This is a 6-part series. For Part 1 – Vaporware Wars – Go here.
Most integrators have provided at least one product idea to their favorite supplier, and wonder why the manufacturer doesn’t see the brilliance and immediately start building the product.
As I mentioned in the last article, building a new product is a challenging process. Today, we’ll talk about why some products are “chosen” and others never get beyond the idea stage.
For manufacturers, new product ideas come from lots of places – internally, sales people, engineering staff, service department, tech support and even the guys on the shipping docks have ideas. Customers always have something new they desperately need.
Most manufacturers will explore every idea, no matter the source. There are some preliminary hurdles that must be overcome for a product idea to move to the next stage.
The first question is always “Do we think customers will want this?” This is answered by floating the idea to a few people, first inside the company and then with key customers (that means the guys that buy significant amounts of product).
If the idea passes this first sniff test, a Product Manager is assigned to create a product definition. This is a document that essentially says what the product is, what problem it solves, and how it solves that problem. This document will also have some preliminary cost targets and sales forecasts. Some companies have formal processes with different names for this document, for example, Marketing Requirements Document (MRD) or Product Requirements Document (PRD), while others have less formal processes and scribbles on napkins are sufficient for them.
This document is then reviewed by management to determine if it is a project that should move to the next stage. Ultimately, the question always becomes “Is this profitable? Can we get a better return on investment putting the money this will cost somewhere else?”
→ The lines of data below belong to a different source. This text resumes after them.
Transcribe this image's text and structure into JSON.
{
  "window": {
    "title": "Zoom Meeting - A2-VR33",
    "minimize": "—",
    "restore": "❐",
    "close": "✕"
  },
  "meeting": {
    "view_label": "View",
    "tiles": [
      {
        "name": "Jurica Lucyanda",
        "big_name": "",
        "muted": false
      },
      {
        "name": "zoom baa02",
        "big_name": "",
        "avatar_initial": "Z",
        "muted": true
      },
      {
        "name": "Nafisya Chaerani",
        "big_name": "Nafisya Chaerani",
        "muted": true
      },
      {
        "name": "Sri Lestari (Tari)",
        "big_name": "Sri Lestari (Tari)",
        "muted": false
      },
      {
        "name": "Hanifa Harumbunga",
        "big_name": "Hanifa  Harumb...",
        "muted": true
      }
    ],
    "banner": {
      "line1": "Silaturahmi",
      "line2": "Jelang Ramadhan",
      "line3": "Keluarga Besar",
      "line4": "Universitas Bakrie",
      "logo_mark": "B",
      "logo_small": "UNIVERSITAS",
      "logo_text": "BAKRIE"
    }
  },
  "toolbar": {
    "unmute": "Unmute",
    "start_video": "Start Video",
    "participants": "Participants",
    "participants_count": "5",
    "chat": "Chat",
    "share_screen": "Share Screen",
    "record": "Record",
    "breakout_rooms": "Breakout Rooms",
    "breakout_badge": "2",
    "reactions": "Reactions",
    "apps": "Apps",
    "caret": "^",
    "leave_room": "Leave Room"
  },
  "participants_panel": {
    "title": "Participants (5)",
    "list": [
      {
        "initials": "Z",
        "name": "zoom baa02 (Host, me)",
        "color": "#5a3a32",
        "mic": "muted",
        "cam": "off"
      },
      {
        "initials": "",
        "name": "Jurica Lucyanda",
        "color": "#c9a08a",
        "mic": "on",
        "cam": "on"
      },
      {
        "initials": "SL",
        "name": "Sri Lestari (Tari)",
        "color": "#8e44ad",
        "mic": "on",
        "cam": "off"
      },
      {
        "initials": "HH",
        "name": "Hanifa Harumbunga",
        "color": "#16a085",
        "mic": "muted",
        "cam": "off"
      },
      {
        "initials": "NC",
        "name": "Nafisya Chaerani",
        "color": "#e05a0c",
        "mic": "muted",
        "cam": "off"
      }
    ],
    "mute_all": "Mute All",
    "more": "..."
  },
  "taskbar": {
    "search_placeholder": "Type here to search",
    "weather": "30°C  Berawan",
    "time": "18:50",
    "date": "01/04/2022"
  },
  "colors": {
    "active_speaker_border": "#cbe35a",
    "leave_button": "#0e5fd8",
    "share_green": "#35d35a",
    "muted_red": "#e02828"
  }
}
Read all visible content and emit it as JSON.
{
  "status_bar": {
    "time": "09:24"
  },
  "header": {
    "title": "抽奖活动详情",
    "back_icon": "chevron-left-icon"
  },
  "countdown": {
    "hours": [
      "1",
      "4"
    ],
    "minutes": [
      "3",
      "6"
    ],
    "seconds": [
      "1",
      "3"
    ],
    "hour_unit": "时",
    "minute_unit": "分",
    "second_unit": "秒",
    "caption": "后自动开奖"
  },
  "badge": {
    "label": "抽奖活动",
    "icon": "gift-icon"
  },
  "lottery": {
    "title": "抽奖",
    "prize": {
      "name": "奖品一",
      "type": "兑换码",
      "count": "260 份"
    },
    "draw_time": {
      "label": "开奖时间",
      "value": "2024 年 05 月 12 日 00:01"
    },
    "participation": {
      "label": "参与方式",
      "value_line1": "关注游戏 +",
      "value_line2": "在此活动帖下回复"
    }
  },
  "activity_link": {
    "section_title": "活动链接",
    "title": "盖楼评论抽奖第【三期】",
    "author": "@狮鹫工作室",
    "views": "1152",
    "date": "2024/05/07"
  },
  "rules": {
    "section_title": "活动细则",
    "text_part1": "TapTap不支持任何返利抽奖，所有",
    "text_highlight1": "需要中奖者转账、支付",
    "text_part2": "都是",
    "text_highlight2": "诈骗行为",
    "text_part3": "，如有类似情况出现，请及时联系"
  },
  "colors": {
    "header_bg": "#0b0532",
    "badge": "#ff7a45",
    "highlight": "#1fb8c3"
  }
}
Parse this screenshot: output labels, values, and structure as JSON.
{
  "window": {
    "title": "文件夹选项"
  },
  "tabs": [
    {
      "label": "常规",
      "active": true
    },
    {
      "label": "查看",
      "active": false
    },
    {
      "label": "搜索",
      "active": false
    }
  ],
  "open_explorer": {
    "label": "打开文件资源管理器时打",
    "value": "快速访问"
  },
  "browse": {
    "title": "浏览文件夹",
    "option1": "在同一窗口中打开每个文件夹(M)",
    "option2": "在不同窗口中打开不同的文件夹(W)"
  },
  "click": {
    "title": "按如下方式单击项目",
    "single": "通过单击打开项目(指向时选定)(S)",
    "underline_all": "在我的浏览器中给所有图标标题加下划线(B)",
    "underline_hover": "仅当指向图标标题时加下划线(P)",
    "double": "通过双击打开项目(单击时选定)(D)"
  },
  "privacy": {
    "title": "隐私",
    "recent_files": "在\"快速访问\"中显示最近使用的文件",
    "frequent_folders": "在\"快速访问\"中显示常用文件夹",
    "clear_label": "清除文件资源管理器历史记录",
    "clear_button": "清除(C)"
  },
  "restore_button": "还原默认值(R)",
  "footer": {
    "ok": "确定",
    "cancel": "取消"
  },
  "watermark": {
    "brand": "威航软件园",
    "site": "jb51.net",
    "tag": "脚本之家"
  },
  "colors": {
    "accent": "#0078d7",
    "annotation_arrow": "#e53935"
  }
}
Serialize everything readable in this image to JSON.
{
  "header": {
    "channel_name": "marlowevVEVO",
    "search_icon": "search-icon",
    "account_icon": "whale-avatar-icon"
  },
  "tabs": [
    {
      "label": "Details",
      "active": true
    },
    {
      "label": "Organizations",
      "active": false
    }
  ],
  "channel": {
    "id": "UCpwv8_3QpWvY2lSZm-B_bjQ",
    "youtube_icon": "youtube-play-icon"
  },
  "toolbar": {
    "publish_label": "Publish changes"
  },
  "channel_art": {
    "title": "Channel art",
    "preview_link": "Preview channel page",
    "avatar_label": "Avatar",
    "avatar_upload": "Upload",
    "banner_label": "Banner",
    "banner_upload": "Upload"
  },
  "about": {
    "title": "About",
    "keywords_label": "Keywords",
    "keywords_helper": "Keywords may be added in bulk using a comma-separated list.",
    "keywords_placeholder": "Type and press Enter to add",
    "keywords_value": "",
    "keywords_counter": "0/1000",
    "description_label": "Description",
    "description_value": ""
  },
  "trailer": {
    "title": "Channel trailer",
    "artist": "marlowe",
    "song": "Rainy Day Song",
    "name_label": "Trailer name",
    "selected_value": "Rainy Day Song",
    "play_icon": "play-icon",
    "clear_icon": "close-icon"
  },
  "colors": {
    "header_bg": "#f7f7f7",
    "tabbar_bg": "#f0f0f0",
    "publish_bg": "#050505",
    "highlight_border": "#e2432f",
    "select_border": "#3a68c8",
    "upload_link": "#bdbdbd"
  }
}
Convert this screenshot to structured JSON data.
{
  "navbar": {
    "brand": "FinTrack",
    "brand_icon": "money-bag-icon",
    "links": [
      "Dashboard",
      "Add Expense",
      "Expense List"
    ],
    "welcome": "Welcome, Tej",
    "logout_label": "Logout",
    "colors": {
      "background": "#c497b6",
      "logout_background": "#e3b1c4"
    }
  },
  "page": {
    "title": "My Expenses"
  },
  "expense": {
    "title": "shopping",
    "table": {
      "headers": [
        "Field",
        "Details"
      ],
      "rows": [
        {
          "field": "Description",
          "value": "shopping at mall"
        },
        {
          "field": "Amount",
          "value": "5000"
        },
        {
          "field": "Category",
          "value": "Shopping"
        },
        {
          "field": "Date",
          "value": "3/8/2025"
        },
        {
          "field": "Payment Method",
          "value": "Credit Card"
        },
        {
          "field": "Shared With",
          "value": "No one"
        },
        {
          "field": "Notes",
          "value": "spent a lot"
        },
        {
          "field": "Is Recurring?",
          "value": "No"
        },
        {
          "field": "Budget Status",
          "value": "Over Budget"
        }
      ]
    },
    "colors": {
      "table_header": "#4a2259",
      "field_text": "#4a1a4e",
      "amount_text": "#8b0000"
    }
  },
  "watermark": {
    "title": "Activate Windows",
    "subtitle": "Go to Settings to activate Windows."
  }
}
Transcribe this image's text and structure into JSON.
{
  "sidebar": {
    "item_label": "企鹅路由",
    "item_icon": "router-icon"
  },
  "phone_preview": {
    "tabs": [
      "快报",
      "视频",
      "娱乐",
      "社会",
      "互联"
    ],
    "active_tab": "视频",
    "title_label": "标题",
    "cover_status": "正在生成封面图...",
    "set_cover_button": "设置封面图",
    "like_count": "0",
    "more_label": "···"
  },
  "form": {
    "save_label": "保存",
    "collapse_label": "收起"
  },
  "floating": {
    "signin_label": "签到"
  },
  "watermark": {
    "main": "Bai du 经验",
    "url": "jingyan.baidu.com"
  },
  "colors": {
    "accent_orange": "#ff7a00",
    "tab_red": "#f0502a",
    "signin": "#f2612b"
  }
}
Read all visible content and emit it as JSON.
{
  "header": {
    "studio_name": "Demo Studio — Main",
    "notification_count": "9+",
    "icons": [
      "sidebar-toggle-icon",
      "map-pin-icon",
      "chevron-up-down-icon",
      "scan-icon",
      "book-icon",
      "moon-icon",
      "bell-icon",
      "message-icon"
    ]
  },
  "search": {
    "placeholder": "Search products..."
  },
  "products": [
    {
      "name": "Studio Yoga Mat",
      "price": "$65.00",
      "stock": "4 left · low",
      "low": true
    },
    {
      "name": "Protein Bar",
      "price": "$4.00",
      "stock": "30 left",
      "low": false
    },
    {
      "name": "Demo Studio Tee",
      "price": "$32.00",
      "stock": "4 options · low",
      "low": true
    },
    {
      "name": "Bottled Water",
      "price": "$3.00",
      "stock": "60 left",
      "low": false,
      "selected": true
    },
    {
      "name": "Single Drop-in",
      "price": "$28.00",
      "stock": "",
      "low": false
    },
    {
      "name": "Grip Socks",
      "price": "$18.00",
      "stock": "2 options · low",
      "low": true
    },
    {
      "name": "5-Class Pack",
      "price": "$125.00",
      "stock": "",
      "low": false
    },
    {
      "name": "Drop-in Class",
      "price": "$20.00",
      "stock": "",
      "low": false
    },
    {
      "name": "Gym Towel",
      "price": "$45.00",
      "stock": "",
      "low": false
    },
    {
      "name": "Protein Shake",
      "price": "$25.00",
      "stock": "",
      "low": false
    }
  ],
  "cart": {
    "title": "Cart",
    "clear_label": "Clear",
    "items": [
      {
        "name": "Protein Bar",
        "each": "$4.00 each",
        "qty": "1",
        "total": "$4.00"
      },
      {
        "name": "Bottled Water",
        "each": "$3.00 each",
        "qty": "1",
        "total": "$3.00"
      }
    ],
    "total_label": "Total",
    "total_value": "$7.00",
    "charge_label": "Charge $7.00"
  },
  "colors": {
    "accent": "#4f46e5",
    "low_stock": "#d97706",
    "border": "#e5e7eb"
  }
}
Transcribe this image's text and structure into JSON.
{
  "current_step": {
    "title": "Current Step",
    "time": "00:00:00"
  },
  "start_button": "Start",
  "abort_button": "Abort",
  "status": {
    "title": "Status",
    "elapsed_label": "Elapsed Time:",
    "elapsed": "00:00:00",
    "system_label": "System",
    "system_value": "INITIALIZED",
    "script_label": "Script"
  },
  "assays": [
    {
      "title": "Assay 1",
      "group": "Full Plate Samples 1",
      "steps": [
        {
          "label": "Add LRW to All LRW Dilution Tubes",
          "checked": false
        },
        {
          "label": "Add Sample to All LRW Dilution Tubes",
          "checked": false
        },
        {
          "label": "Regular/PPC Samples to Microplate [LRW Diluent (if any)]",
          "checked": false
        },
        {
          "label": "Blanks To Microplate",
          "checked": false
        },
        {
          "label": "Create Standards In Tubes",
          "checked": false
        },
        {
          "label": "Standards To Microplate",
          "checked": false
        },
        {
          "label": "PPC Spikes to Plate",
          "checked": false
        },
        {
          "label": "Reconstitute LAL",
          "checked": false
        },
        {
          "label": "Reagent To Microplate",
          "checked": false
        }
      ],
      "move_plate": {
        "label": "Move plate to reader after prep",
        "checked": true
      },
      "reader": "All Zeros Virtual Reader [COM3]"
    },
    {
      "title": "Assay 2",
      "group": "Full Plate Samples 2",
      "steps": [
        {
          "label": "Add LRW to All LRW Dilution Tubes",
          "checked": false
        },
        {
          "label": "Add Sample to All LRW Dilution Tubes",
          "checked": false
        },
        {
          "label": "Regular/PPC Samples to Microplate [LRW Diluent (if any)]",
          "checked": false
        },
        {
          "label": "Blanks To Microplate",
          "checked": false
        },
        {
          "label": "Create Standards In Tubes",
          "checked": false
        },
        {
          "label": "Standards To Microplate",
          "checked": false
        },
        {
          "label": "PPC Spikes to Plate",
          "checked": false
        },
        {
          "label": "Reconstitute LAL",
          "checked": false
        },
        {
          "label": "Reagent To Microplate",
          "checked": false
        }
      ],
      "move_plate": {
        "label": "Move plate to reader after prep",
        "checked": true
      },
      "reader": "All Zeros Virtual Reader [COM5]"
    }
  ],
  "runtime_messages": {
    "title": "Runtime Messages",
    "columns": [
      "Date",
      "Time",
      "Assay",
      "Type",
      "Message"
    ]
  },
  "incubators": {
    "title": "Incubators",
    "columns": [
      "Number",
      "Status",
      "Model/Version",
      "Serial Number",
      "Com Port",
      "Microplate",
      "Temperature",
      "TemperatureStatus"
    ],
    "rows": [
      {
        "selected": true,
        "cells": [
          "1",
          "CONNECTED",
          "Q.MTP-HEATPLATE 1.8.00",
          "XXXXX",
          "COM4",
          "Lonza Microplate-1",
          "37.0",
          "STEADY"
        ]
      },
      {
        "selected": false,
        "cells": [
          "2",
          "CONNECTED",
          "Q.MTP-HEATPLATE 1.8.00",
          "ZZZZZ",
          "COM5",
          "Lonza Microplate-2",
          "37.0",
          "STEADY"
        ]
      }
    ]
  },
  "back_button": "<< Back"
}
Often, an otherwise great project will get set aside because, just like in your business, resources are limited. Another project may have a higher priority for any number of reasons. Building a new product is a lot more expensive than most people realize. We’ll start to get into those costs in the next article.
So . . . don’t question your brilliance. Keep proposing ideas. Make sure that the company understands why your product idea needs to be built. Make your case in a way that communicates that it will be profitable for the company. They will appreciate your input, and you may just get that new widget.
For Part 3 – Investigation – Go here.